However, we only see two hikes in 2019 and expect the central bank to pause once rates reach 3%. In our view, the cumulative effect of higher interest rates and an ebbing of fiscal stimulus should be enough to cause the Fed to pause in its hiking cycle and take stock. We expect the economy to decelerate in the second half of 2019, such that 3% proves to be the peak
In local news…
Over the course of the holiday-shortened week, the Straits Times Index lost 80 points or about 2.3%. Volume was highest on Thursday, when 2.6 billion units worth S$2.1 billion were traded – almost twice the S$1.2b done on Wednesday.
On Wednesday, OCBC Investment Research said banking stocks have performed well this year, gaining 9% at the high as measured by the FTSE ST Financial Index.
The outlook is definitely improving with several quarters of improvement as allowances declined, NPLs (non-performing loans) plateaued and margins started to reverse up. Quarterly profitability trends have also shown good improvements in recent quarters. We think that the recent price weakness, partly due to the lull period in May and June, is an opportune time to accumulate said the broker, adding that DBS is its top pick while upgrading UOB to a “buy” with a S$31.02 fair value.
CIMB in an 8 June strategy note said it recently completed a marketing trip to Tokyo and Hong Kong, during which it found that investors with Singapore investment mandates stuck to a few tried-and-tested benchmark names, mainly DBS, OCBC, UOB, CD, VMS, CDL.
There was also interest in STE, KEP, SMM and Wilmar. Those with stock-picking mandates lamented the lack of high- conviction stocks with more than 30% returns that are reasonably priced.
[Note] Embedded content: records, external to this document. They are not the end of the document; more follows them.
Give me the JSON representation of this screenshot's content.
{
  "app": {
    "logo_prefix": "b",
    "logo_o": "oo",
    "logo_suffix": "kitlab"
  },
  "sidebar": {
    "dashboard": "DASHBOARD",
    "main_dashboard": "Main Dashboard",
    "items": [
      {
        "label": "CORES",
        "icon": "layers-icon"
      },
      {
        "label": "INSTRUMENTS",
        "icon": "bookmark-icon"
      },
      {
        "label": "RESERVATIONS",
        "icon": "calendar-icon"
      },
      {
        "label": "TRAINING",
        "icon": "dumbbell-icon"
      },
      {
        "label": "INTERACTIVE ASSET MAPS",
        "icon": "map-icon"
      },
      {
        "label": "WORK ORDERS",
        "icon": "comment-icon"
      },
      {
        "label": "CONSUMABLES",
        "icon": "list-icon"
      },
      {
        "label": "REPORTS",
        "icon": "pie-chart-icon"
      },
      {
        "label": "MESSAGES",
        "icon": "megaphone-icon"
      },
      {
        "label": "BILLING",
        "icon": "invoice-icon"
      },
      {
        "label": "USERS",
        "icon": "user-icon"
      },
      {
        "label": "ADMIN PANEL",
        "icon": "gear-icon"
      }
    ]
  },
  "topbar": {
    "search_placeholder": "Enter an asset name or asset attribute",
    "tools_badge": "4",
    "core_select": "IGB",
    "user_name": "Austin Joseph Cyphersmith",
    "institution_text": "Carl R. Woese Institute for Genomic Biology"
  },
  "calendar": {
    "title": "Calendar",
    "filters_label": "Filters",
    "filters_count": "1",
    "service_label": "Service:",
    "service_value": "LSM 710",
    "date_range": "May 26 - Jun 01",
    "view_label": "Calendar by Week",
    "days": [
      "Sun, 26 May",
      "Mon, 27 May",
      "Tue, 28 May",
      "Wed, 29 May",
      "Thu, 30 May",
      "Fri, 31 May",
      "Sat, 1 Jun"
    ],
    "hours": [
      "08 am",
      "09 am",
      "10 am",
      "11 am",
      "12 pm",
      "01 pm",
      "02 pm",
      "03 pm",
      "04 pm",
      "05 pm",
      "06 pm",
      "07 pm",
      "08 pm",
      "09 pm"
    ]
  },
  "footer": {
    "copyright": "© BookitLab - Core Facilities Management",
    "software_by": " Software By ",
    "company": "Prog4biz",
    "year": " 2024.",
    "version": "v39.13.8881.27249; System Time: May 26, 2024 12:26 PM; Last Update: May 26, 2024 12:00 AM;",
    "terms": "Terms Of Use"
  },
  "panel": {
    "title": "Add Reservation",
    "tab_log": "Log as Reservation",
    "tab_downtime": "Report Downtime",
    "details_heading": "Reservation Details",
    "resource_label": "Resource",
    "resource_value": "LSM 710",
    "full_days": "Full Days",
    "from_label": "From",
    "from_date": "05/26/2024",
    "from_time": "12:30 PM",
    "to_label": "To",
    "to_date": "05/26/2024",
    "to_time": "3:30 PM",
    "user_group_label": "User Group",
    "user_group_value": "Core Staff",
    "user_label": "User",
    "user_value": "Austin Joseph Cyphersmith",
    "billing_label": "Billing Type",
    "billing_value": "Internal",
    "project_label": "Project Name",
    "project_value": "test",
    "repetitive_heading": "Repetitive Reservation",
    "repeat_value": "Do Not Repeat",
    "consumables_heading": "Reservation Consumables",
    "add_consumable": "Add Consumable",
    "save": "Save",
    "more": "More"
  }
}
There were concerns over the banking space getting too crowded and risk of global fund flow exiting emerging Asean markets which could also have a negative spillover to Singapore
reported CIMB, adding that its top picks are DBS, KEP, STE, UOL, SingPost, ThaiBev, Sheng Siong, China Sunshine, mm2, Yongnam, Riverstone and Sunningdale.
Among the events to watch out for in the coming week is Hyflux’s High Court hearing on Tuesday, at which the company will seek a six-month extension of a moratorium on claims by its creditors.